Page and application data records:
┄┄┄┄┄┄┄┄┄┄

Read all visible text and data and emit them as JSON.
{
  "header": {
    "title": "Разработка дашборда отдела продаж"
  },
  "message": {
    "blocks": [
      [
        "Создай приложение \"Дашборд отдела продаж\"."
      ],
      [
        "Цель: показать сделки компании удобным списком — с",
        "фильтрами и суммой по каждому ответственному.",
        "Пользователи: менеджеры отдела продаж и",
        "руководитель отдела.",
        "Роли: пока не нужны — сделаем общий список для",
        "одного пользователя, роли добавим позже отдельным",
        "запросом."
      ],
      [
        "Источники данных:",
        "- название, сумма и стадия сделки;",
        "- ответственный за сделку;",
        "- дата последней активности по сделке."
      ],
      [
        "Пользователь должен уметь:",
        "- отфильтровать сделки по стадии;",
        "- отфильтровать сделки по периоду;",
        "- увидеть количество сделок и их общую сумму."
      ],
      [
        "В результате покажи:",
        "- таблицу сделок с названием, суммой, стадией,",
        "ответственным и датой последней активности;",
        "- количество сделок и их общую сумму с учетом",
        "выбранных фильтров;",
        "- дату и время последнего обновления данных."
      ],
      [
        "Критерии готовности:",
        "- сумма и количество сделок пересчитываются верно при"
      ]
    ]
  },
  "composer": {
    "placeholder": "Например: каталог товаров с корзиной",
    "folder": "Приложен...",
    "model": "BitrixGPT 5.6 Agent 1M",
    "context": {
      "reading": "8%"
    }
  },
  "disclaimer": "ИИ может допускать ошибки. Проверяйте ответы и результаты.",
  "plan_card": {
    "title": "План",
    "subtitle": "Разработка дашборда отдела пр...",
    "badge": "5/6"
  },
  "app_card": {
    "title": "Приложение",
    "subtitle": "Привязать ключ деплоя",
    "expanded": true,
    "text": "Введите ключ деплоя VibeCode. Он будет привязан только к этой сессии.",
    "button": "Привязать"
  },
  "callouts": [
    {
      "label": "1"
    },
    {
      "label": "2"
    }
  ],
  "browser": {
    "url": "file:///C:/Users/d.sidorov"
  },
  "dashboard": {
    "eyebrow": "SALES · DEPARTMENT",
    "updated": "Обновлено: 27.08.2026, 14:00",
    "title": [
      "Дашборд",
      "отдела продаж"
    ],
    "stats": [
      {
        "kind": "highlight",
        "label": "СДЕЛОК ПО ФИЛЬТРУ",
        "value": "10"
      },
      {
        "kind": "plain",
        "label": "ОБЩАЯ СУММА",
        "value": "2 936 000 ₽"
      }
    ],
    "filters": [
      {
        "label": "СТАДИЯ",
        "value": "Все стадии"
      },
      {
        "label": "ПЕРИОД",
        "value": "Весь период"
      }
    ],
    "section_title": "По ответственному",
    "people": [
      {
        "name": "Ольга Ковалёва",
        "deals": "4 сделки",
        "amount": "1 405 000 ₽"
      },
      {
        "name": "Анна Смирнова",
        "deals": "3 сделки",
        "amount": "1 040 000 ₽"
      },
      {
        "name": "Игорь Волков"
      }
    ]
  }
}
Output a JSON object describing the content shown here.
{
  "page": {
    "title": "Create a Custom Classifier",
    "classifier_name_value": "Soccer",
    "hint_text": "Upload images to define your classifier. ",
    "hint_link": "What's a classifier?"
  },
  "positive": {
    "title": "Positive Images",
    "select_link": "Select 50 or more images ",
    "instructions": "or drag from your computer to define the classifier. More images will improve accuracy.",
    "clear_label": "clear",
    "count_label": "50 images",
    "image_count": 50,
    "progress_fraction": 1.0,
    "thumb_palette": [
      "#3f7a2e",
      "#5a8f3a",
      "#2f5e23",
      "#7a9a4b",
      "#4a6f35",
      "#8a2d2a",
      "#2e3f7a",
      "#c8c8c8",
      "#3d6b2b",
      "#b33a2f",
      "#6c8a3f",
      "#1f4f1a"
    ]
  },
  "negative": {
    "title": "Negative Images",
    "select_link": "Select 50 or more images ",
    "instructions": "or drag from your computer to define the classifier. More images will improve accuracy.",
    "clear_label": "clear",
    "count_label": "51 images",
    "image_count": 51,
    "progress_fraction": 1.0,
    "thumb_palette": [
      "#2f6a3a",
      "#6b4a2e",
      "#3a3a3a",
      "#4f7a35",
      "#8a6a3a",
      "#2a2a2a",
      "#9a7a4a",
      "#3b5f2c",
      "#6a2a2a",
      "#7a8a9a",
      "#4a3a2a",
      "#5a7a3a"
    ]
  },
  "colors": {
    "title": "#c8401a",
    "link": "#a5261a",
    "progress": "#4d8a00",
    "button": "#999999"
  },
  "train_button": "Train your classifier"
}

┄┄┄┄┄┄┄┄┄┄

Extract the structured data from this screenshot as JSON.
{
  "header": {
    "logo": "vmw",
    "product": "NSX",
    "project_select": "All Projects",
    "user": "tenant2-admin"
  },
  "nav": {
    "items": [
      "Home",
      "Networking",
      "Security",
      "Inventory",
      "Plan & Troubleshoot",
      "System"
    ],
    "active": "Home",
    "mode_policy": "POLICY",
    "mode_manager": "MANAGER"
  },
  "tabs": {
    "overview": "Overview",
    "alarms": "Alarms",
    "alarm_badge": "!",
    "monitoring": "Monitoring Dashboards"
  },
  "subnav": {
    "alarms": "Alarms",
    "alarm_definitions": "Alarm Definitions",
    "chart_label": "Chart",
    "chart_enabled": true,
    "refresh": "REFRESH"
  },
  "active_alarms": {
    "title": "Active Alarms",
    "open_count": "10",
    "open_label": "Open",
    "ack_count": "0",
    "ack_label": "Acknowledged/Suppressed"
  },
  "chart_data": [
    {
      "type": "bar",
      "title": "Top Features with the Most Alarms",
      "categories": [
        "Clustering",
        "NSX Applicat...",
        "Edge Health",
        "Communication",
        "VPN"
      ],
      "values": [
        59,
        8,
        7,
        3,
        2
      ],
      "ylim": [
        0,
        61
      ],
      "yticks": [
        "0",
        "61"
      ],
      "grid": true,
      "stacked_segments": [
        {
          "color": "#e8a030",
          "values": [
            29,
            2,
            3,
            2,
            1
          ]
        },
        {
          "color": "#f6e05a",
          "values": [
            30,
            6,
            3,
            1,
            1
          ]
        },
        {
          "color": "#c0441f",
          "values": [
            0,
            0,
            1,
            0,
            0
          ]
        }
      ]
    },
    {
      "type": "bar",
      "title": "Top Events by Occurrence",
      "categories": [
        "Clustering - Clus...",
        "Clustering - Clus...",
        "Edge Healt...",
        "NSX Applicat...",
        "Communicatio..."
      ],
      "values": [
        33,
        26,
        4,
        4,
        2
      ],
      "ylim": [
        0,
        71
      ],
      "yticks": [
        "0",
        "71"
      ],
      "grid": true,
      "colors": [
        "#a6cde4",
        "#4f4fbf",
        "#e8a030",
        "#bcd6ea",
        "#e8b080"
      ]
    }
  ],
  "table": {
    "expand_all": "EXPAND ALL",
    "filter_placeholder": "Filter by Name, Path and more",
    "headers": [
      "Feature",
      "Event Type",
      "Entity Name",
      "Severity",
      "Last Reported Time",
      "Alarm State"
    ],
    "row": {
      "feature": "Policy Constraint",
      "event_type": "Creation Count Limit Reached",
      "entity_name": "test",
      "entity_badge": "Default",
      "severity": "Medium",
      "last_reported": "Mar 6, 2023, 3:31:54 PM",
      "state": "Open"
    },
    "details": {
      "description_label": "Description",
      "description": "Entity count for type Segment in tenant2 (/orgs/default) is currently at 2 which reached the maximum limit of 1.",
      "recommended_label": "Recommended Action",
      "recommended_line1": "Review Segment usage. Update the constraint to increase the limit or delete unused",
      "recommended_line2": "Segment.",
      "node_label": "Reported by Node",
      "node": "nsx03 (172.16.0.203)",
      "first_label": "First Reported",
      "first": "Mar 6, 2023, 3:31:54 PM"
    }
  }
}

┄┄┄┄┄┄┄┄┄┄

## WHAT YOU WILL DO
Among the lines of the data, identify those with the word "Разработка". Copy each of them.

## ANSWER BELOW
    "title": "Разработка дашборда отдела продаж"
    "subtitle": "Разработка дашборда отдела пр...",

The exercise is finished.